Carey Mulligan in Far From The Madding Crowd
FilmCarey Mulligan’s Bathsheba would fit in better in The Hunger Games
Arts and Entertainment
Pandas-on-heat: Mary Ramsden's contribution is intended to evoke the compound the beasts smear around their habitat
Iart'm Here But You've Gone exhibition has invited artists to produce perfumes
Have you tried new the Independent Digital Edition apps?
Arts and Entertainment

ebooksNow available in paperback
Arts and Entertainment

ebooks
  • Get to the point
Latest stories from i100
Have you tried new the Independent Digital Edition apps?

ES Rentals

    Independent Dating
    and  

    By clicking 'Search' you
    are agreeing to our
    Terms of Use.

    Fishing for votes with Nigel Farage: The Ukip leader shows how he can work an audience as he casts his line to the disaffected of Grimsby

    Fishing is on Nigel Farage's mind

    Ukip leader casts a line to the disaffected
    Who is bombing whom in the Middle East? It's amazing they don't all hit each other

    Who is bombing whom in the Middle East?

    Robert Fisk untangles the countries and factions
    China's influence on fashion: At the top of the game both creatively and commercially

    China's influence on fashion

    At the top of the game both creatively and commercially
    Lord O’Donnell: Former cabinet secretary on the election and life away from the levers of power

    The man known as GOD has a reputation for getting the job done

    Lord O'Donnell's three principles of rule
    Rainbow shades: It's all bright on the night

    Rainbow shades

    It's all bright on the night
    'It was first time I had ever tasted chocolate. I kept a piece, and when Amsterdam was liberated, I gave it to the first Allied soldier I saw'

    Bread from heaven

    Dutch survivors thank RAF for World War II drop that saved millions
    Britain will be 'run for the wealthy and powerful' if Tories retain power - Labour

    How 'the Axe' helped Labour

    UK will be 'run for the wealthy and powerful' if Tories retain power
    Rare and exclusive video shows the horrific price paid by activists for challenging the rule of jihadist extremists in Syria

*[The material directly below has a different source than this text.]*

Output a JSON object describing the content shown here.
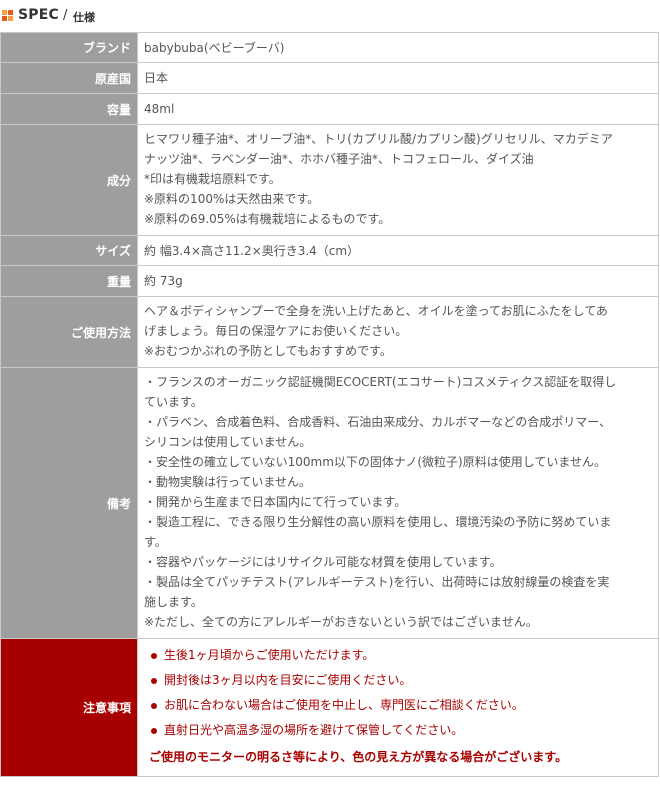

    The price to be paid for challenging the rule of extremists

    A revolution now 'consuming its own children'
    Welcome to the world of Megagames

    Welcome to the world of Megagames

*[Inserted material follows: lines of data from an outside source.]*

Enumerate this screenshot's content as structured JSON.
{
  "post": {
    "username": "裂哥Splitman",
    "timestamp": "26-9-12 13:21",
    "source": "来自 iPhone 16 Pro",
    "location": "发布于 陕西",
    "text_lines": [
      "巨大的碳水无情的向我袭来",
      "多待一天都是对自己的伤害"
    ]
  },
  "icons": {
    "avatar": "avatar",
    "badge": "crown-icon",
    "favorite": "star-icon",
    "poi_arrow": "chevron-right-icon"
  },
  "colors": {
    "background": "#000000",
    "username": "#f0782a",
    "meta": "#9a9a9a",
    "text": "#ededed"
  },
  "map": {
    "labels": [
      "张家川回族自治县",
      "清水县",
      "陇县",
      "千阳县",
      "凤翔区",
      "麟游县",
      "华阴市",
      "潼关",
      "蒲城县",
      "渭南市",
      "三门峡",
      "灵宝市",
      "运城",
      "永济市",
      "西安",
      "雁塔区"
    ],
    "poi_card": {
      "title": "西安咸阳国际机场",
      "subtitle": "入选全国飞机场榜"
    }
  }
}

    300 players take part in Watch the Skies! board game in London
    'Nymphomaniac' actress reveals what it was really like to star in one of the most explicit films ever

    Charlotte Gainsbourg on 'Nymphomaniac'

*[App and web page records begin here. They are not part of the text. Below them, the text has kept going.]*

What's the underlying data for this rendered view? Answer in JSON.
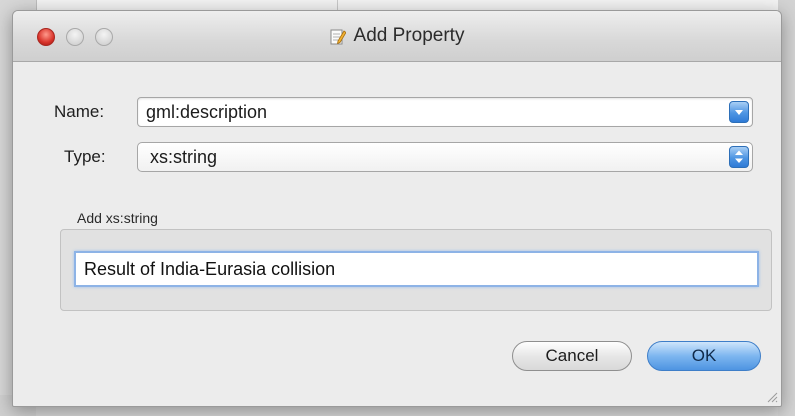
{
  "dialog": {
    "title": "Add Property",
    "name_label": "Name:",
    "name_value": "gml:description",
    "type_label": "Type:",
    "type_value": "xs:string",
    "group_title": "Add xs:string",
    "text_value": "Result of India-Eurasia collision",
    "cancel_label": "Cancel",
    "ok_label": "OK"
  },
  "icons": {
    "title_icon": "edit-document-icon",
    "name_dropdown": "chevron-down-icon",
    "type_dropdown": "up-down-arrows-icon",
    "resize": "resize-grip-icon"
  },
  "colors": {
    "accent": "#4e94e2",
    "close_button": "#d8332a",
    "dialog_bg": "#ececec"
  }
}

    Starring in one of the most explicit films ever
    Robert Fisk in Abu Dhabi: The Emirates' out-of-sight migrant workers helping to build the dream projects of its rulers

    Robert Fisk in Abu Dhabi

    The Emirates' out-of-sight migrant workers helping to build the dream projects of its rulers
    Vince Cable interview: Charging fees for employment tribunals was 'a very bad move'

    Vince Cable exclusive interview

    Charging fees for employment tribunals was 'a very bad move'
    Iwan Rheon interview: Game of Thrones star returns to his Welsh roots to record debut album

    Iwan Rheon is returning to his Welsh roots

    Rheon is best known for his role as the Bastard of Bolton. It's gruelling playing a sadistic torturer, he tells Craig McLean, but it hasn't stopped him recording an album of Welsh psychedelia
    Russell Brand's interview with Ed Miliband has got everyone talking about The Trews

    Everyone is talking about The Trews

    Russell Brand's 'true news' videos attract millions of viewers. But today's 'Milibrand' interview introduced his resolutely amateurish style to a whole new crowd
    Morne Hardenberg interview: Cameraman for BBC's upcoming show Shark on filming the ocean's most dangerous predator

    It's time for my close-up

    Meet the man who films great whites for a living